▶ _Task brief_: Counting only lines that contain the string "JSON", how many are there in the data? Say the number alone.

▶ _Input records_:
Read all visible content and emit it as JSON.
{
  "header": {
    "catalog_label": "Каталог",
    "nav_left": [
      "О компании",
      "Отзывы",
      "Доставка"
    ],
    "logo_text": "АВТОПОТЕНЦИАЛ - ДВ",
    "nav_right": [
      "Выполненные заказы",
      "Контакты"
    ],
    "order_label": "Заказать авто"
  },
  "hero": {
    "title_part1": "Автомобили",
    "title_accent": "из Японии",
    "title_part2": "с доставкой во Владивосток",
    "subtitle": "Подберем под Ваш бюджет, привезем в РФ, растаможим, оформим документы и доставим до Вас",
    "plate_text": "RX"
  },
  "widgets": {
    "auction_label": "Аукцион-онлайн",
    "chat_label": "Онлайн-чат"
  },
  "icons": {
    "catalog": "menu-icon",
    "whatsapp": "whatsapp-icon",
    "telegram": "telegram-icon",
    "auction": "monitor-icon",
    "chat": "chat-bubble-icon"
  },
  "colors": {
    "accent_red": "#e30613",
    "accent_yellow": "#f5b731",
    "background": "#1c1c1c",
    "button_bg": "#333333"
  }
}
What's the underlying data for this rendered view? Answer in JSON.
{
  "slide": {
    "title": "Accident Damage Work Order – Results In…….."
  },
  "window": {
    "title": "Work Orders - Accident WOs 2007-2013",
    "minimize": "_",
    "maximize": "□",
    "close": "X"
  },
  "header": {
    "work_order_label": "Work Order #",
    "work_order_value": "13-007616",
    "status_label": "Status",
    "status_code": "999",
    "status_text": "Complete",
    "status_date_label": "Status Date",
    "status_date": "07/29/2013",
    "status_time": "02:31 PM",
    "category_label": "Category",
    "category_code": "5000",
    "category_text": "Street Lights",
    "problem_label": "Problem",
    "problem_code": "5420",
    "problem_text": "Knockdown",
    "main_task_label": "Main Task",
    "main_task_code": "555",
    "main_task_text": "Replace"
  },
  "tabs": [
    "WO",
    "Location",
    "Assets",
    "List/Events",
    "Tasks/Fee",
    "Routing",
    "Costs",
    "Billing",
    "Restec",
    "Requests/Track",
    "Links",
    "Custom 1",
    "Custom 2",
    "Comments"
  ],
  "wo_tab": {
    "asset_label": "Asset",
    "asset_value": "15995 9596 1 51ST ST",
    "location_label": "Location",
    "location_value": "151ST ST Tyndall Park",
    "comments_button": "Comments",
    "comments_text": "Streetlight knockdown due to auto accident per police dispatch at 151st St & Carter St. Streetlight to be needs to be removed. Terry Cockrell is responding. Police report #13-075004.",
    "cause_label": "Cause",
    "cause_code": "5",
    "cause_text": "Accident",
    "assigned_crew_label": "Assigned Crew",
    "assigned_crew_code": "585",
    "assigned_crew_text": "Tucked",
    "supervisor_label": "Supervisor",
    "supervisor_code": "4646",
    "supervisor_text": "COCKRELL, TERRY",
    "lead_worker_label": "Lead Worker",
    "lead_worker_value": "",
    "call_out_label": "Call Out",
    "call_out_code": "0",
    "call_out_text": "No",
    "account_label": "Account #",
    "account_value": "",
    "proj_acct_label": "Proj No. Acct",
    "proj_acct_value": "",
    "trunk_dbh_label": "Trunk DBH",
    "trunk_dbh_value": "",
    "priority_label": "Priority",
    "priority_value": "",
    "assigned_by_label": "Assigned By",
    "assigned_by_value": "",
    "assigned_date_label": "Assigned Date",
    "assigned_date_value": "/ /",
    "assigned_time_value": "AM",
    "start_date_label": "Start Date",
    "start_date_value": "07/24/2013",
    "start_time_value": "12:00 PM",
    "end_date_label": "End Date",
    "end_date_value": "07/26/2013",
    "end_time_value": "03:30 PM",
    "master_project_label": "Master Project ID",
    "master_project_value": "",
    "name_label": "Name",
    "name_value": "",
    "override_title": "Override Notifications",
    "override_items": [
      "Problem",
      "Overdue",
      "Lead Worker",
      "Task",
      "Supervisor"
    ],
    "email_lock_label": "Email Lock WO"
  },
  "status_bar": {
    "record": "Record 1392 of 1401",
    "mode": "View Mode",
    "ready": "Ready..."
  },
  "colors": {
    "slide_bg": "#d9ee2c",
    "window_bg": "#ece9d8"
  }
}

▶ _Answer to the problem_: 2